In the dead of winter, a Frenchman arrives at a small guest house in Sokcho where Franco-Korean author Elisa Shua Dusapin’s narrator works in a dead-end job as receptionist and run-about. Sokcho is a nondescript seaside town not far from the North Korean border. In the summer, Sokcho is a beach resort, if not the most upmarket; in winter, there is not much going on.

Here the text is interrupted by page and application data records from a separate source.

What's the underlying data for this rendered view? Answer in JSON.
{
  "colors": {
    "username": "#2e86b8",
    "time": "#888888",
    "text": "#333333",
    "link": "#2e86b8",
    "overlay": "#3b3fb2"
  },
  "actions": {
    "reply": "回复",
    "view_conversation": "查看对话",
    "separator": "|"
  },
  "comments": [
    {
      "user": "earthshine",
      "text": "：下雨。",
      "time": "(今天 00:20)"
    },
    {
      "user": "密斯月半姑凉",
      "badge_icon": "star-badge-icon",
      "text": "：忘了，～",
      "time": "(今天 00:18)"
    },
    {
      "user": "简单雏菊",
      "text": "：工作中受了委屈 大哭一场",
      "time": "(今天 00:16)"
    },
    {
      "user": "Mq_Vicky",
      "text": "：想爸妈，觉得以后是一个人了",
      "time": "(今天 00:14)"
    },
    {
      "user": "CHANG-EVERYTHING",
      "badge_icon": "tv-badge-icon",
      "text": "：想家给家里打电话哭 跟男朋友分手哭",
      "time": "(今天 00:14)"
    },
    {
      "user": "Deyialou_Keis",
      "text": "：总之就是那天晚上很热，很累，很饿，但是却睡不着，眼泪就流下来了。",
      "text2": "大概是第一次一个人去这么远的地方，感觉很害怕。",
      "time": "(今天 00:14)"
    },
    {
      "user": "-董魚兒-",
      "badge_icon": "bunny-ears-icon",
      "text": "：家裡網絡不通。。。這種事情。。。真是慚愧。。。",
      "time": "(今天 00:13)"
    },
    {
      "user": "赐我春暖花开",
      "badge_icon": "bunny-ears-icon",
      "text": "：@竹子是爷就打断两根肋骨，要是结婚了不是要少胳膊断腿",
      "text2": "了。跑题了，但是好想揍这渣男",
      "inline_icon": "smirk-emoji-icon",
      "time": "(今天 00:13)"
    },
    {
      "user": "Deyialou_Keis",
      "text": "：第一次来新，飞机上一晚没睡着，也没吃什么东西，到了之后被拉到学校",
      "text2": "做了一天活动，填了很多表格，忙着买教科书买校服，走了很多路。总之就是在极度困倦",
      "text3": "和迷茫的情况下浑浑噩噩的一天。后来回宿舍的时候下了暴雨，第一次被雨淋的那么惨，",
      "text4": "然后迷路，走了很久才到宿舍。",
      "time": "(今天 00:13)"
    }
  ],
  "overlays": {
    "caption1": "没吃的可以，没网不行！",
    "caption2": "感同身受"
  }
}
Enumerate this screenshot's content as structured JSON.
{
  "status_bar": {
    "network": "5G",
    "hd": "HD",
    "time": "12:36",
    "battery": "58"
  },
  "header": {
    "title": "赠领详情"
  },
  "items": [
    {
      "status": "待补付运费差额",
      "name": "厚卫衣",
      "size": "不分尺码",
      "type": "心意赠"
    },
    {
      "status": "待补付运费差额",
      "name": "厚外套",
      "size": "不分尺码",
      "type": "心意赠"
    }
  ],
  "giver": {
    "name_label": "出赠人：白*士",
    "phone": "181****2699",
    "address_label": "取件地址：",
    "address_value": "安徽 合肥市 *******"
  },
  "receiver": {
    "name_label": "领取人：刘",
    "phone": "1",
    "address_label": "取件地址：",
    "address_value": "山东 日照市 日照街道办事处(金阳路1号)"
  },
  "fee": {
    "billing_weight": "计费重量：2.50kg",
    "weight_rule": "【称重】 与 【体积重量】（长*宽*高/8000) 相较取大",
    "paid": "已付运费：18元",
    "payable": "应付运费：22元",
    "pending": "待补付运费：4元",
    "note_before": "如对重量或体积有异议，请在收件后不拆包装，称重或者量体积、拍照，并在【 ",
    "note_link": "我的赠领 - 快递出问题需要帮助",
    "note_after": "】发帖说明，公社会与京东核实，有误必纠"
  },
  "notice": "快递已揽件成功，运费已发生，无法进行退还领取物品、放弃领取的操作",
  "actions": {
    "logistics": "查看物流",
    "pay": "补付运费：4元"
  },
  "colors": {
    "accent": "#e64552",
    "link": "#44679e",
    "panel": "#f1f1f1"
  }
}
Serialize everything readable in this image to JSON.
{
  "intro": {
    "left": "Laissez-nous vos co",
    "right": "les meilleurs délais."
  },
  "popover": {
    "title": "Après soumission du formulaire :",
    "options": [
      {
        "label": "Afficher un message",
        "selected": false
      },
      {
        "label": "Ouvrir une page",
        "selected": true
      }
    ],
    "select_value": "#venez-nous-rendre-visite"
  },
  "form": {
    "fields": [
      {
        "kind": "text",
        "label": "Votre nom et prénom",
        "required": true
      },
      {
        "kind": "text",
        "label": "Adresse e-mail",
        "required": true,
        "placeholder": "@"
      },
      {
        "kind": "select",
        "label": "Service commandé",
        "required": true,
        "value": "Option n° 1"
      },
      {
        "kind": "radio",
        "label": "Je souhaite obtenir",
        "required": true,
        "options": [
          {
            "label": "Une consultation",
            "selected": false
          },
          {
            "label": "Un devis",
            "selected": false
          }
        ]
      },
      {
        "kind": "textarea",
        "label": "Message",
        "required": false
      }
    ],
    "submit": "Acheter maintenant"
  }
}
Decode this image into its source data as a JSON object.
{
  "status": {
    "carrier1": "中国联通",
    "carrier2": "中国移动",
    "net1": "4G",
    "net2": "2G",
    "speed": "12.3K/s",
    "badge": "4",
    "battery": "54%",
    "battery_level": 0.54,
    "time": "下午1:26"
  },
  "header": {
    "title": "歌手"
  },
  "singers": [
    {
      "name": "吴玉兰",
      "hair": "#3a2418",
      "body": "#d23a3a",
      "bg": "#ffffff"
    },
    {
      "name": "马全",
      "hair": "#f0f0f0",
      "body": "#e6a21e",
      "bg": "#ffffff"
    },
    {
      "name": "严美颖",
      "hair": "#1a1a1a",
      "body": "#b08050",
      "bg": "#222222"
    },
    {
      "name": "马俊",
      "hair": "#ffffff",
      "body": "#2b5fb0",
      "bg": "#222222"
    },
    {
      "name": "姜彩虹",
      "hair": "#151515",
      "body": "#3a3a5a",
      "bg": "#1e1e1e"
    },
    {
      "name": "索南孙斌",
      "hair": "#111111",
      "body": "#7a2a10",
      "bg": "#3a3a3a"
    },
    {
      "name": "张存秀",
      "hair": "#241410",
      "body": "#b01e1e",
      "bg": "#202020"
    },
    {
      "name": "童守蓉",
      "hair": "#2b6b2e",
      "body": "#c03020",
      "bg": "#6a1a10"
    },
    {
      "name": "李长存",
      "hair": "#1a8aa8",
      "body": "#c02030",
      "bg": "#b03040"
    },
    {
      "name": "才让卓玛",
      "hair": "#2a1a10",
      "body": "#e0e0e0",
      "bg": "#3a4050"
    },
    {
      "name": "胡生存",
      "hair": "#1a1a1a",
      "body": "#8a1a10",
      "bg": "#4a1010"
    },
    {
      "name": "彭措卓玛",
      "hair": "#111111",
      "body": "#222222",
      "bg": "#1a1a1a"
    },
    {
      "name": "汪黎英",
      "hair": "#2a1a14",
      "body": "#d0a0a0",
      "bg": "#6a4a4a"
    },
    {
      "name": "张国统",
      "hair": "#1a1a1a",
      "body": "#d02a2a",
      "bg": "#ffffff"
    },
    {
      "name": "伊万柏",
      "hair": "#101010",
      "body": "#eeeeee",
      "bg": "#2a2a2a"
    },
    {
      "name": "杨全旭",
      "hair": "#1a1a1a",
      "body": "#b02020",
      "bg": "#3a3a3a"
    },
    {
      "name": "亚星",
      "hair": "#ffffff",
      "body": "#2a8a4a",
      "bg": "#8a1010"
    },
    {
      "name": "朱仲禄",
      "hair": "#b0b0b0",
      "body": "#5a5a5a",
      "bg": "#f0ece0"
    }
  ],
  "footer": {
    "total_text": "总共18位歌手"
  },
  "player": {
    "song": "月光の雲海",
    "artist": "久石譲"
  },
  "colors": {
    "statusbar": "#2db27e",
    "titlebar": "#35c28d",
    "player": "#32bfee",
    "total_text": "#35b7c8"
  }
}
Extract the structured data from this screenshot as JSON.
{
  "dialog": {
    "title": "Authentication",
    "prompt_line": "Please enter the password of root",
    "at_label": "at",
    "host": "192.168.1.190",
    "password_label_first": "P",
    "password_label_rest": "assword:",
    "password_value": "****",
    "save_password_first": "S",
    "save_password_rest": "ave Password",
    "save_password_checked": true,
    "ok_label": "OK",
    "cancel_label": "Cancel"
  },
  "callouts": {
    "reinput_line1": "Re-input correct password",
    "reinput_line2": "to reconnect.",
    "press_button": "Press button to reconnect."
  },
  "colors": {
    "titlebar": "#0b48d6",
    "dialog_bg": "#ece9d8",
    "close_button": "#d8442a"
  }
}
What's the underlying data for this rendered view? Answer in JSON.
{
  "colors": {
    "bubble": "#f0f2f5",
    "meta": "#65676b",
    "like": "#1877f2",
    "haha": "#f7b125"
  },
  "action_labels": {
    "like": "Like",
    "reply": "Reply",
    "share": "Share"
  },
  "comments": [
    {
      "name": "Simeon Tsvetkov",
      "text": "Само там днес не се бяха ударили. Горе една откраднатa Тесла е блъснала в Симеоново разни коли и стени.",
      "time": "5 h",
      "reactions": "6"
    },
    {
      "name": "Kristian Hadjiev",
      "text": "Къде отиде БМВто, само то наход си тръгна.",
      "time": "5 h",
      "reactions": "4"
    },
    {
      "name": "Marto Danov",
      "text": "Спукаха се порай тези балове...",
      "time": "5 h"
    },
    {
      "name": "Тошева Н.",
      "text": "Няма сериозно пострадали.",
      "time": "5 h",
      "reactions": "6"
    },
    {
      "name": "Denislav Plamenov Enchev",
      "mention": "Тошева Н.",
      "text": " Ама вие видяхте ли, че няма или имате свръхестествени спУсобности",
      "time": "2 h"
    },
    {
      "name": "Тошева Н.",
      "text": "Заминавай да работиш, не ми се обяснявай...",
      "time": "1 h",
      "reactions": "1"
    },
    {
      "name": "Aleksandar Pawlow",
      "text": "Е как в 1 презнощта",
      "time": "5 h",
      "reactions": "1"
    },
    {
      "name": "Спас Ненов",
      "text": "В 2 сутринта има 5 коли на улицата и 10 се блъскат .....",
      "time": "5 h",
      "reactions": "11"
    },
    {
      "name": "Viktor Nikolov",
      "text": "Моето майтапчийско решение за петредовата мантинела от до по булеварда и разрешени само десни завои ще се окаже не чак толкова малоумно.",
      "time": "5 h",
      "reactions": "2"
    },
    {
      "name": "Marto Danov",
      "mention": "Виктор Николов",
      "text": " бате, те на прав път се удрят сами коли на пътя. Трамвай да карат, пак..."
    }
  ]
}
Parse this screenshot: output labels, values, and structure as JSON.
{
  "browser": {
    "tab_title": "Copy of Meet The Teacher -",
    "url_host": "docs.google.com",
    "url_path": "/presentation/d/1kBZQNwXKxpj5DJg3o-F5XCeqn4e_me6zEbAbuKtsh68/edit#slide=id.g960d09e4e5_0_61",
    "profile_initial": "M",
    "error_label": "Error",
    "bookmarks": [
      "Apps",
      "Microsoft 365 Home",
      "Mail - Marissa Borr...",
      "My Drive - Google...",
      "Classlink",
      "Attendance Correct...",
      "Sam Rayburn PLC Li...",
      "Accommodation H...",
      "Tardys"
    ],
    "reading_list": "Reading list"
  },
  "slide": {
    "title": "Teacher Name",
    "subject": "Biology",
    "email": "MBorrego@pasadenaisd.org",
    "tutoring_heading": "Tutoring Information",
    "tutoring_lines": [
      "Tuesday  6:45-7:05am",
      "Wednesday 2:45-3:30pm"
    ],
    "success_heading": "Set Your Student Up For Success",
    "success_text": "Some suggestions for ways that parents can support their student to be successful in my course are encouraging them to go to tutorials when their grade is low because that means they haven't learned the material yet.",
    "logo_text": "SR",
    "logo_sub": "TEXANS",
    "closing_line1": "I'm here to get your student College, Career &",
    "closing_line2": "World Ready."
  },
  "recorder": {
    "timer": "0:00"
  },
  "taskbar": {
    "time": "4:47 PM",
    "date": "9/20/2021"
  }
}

The Chronicles of Lord Asunaro is a curious little volume. In length, perhaps 10,000 words, it is long for a short story but short for a novella. The protagonist, a minor feudal lord in late Tokugawa Japan, was an actual person (apparently: like much else here, it is hard to be sure), his life heavily fictionalized according to the author’s note. While labeled a “tale” or “story”, the narrative in fact lacks much of might conventionally be called a plot.